This moist and tender gluten free pumpkin swirl bread is packed with fall spices and will fill your home with the best smells of the season.
The most wonderful time of the year ?
I consider fall to be the most wonderful time of the year. Not only is school back in session (I’ll take the chaos of back-to-school over the chaos of teenagers with too much unstructured time), but there’s a chill in the air, and every candy in the world has miniature sizes for sale ?.
If you love pumpkin, then this gluten free pumpkin bread recipe is a must. If you don’t love pumpkin, but even just like it, I think you’ll love this recipe. If you really don’t like pumpkin, go on and hit the recipe index for another recipe entirely. ?
What sort of pumpkin ? is best for baking?
I rarely make fresh pumpkin for baking, since I just don’t think it’s better than canned packed pumpkin. And of course, it’s much more work than just purchasing an inexpensive can of packed pumpkin.
So for me, the best pumpkin for baking is the kind that comes in a can! But if you’d like to make your own, in my recipe for homemade pumpkin butter, I discuss how to roast a fresh pumpkin.
I’ve found that the best pumpkins for baking are small “sugar pumpkins,” preferably ones that are around 5 pounds. When baked, they have dense, soft flesh that isn’t stringy.
The large pumpkins that you use for carving jack-o-lanterns are just the worst for baking. But the easiest, and often the best, pumpkin is canned.
True, the canned stuff might not always be pumpkin, but instead might be butternut squash. Either way, it tastes like true pumpkin and that’s all that matters—especially when it’s paired with all the flavors and aromas of pumpkin pie spice.
Why add a swirl?
I’ve been making a beloved recipe for gluten free pumpkin bread for years. It’s moist and fork-tender, as well, and melts in your mouth.
I was inspired by the cinnamon swirl in this banana bread to try adding a swirl to pumpkin bread. Adding a swirl of cinnamon-sugar (or here, pumpkin pie spice) not only sneaks more flavor into a seasonal favorite recipe.
The cinnamon-spice swirl creates the most wonderful crust on top of the bread that almost splinters in your mouth. I dare you not to pick that topping off the top of the bread before it even gets to the plate.
The pumpkin pie spice in this recipe is plentiful, with a total of 3 teaspoons between the bread batter and the swirl. If you’re concerned that it’s too much, feel free to dial it back in either portion of the recipe. I wouldn’t go below 2 teaspoons total, but it’s completely up to you.
Ingredients and substitutions
Dairy-free: To make this recipe dairy-free, you’ll need to replace the butter in both the bread batter and the swirl, and the buttermilk in the bread batter. I recommend replacing the butter with virgin coconut oil (triple-filtered coconut oil has no coconut odor or taste).

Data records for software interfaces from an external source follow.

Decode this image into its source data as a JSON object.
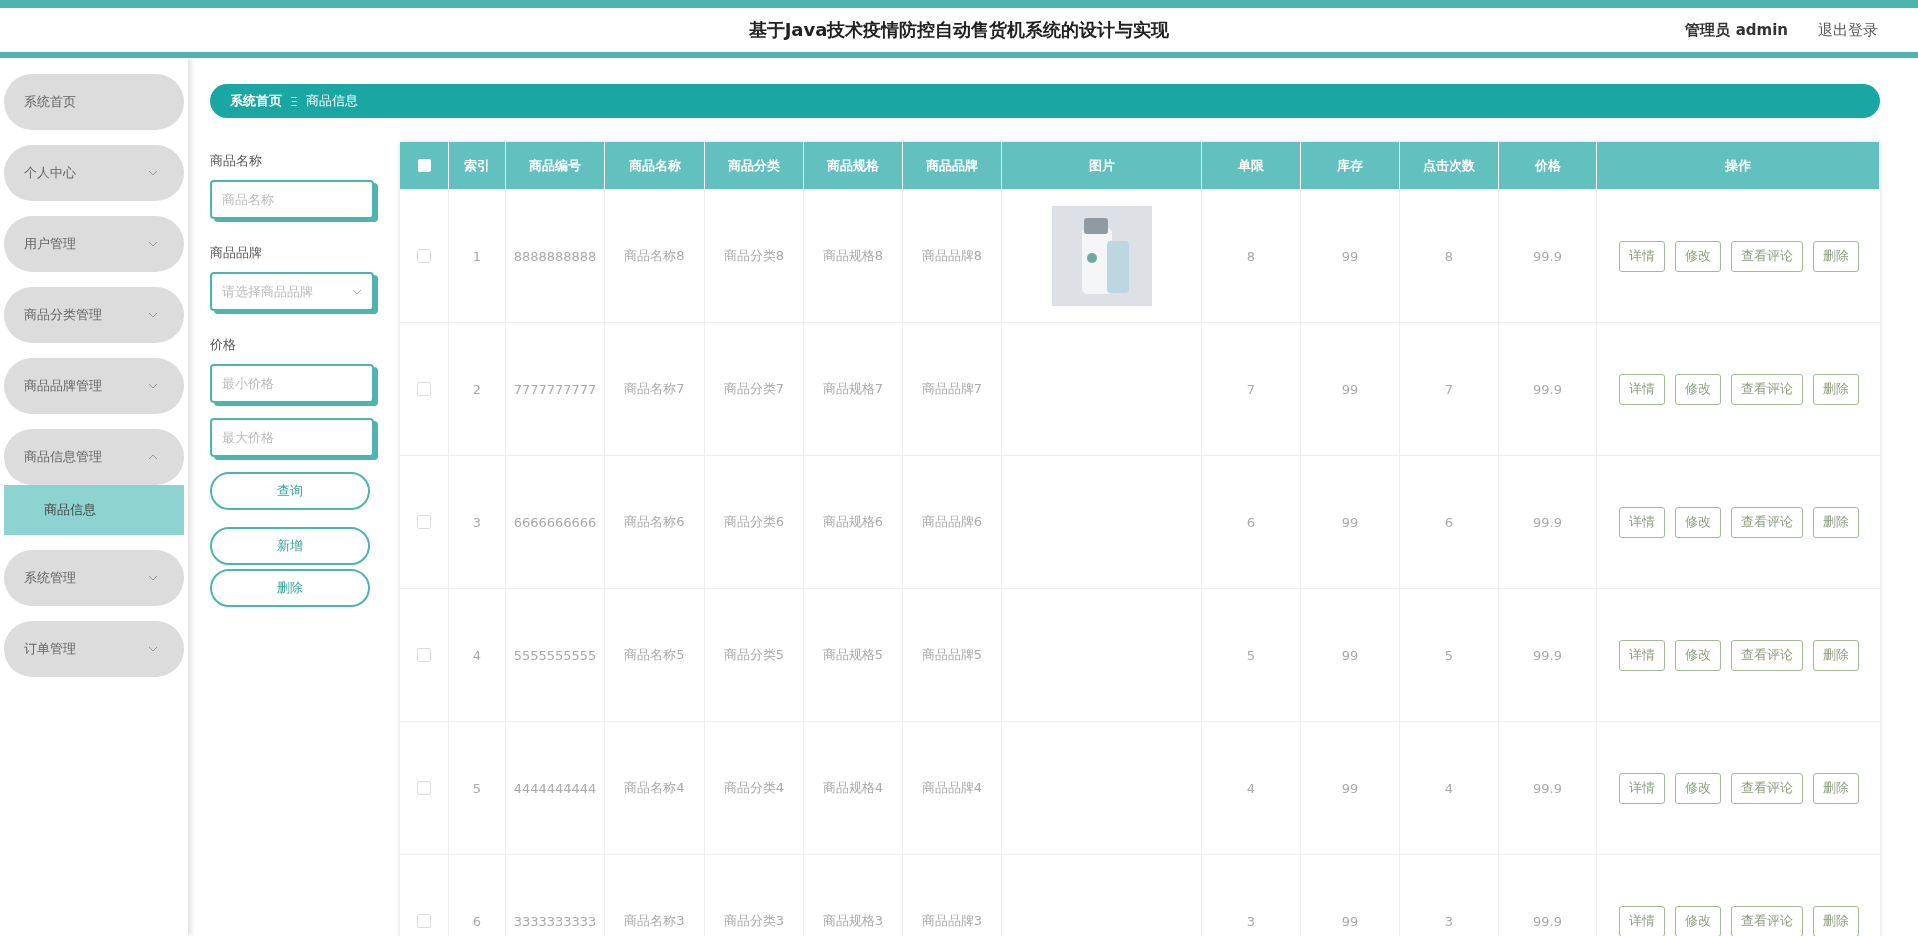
{
  "header": {
    "title": "基于Java技术疫情防控自动售货机系统的设计与实现",
    "user": "管理员 admin",
    "logout": "退出登录"
  },
  "sidebar": {
    "items": [
      {
        "kind": "link",
        "label": "系统首页"
      },
      {
        "kind": "menu",
        "label": "个人中心",
        "expanded": false
      },
      {
        "kind": "menu",
        "label": "用户管理",
        "expanded": false
      },
      {
        "kind": "menu",
        "label": "商品分类管理",
        "expanded": false
      },
      {
        "kind": "menu",
        "label": "商品品牌管理",
        "expanded": false
      },
      {
        "kind": "menu",
        "label": "商品信息管理",
        "expanded": true,
        "children": [
          {
            "label": "商品信息",
            "selected": true
          }
        ]
      },
      {
        "kind": "menu",
        "label": "系统管理",
        "expanded": false
      },
      {
        "kind": "menu",
        "label": "订单管理",
        "expanded": false
      }
    ]
  },
  "breadcrumb": {
    "items": [
      "系统首页",
      "商品信息"
    ],
    "separator": "Ξ"
  },
  "filters": {
    "name_label": "商品名称",
    "name_placeholder": "商品名称",
    "brand_label": "商品品牌",
    "brand_placeholder": "请选择商品品牌",
    "price_label": "价格",
    "min_placeholder": "最小价格",
    "max_placeholder": "最大价格",
    "buttons": [
      "查询",
      "新增",
      "删除"
    ]
  },
  "table": {
    "header_checked": false,
    "columns": [
      "索引",
      "商品编号",
      "商品名称",
      "商品分类",
      "商品规格",
      "商品品牌",
      "图片",
      "单限",
      "库存",
      "点击次数",
      "价格",
      "操作"
    ],
    "rows": [
      {
        "checked": false,
        "cells": [
          "1",
          "8888888888",
          "商品名称8",
          "商品分类8",
          "商品规格8",
          "商品品牌8"
        ],
        "has_image": true,
        "tail": [
          "8",
          "99",
          "8",
          "99.9"
        ],
        "actions": [
          "详情",
          "修改",
          "查看评论",
          "删除"
        ]
      },
      {
        "checked": false,
        "cells": [
          "2",
          "7777777777",
          "商品名称7",
          "商品分类7",
          "商品规格7",
          "商品品牌7"
        ],
        "has_image": false,
        "tail": [
          "7",
          "99",
          "7",
          "99.9"
        ],
        "actions": [
          "详情",
          "修改",
          "查看评论",
          "删除"
        ]
      },
      {
        "checked": false,
        "cells": [
          "3",
          "6666666666",
          "商品名称6",
          "商品分类6",
          "商品规格6",
          "商品品牌6"
        ],
        "has_image": false,
        "tail": [
          "6",
          "99",
          "6",
          "99.9"
        ],
        "actions": [
          "详情",
          "修改",
          "查看评论",
          "删除"
        ]
      },
      {
        "checked": false,
        "cells": [
          "4",
          "5555555555",
          "商品名称5",
          "商品分类5",
          "商品规格5",
          "商品品牌5"
        ],
        "has_image": false,
        "tail": [
          "5",
          "99",
          "5",
          "99.9"
        ],
        "actions": [
          "详情",
          "修改",
          "查看评论",
          "删除"
        ]
      },
      {
        "checked": false,
        "cells": [
          "5",
          "4444444444",
          "商品名称4",
          "商品分类4",
          "商品规格4",
          "商品品牌4"
        ],
        "has_image": false,
        "tail": [
          "4",
          "99",
          "4",
          "99.9"
        ],
        "actions": [
          "详情",
          "修改",
          "查看评论",
          "删除"
        ]
      },
      {
        "checked": false,
        "cells": [
          "6",
          "3333333333",
          "商品名称3",
          "商品分类3",
          "商品规格3",
          "商品品牌3"
        ],
        "has_image": false,
        "tail": [
          "3",
          "99",
          "3",
          "99.9"
        ],
        "actions": [
          "详情",
          "修改",
          "查看评论",
          "删除"
        ]
      }
    ]
  }
}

My favorite nondairy buttermilk replacement is similar to my favorite dairy-containing buttermilk replacement. Simply replace the 2/3 cup buttermilk with 1/3 cup nondairy milk and 1/3 cup plain nondairy yogurt.
I haven’t tried these substitutions, but I have made them in similar recipes and feel reasonably confident that they will work well.
Egg-free: Since there are only two eggs in this recipe, you may be able to replace them each with a “chia egg” (1 tablespoon ground white chia seeds + 1 tablespoon lukewarm water, mixed and allowed to gel). If you prefer a “flax egg,” you should even be able to use that in this recipe without suffering a typical unpleasant flax taste since the other ingredients and spices in this bread are so flavorful.
Corn-free: In place of cornstarch, you can use potato starch or arrowroot.
Pumpkin butter: I often prefer baking with pumpkin butter to baking with plain canned pumpkin. It has a much more concentrated flavor and less liquid than plain canned pumpkin.
I always used to make my own homemade pumpkin butter, since I rarely saw prepared pumpkin butter for sale. These days, I see prepared pumpkin butter on many grocery store shelves, including my local (beloved) Trader Joe’s.
If you need to make your own pumpkin butter, just be sure to plan ahead. You’ll need to make the pumpkin butter, and allow it to cool to room temperature before baking with it. Make a big batch, though, as you’ll want to bake with it all season, and it’s delicious eaten on toast.
Pumpkin pie spice: To make your own pumpkin pie spice, combine the following ingredients in this ratio (simply multiply or divide all ingredients equally to make more or less):
- 1 teaspoon ground cinnamon
- 1/2 teaspoon ground ginger
- 1/4 teaspoon ground allspice
- 1/4 teaspoon ground cloves
- 1/8 teaspoon ground nutmeg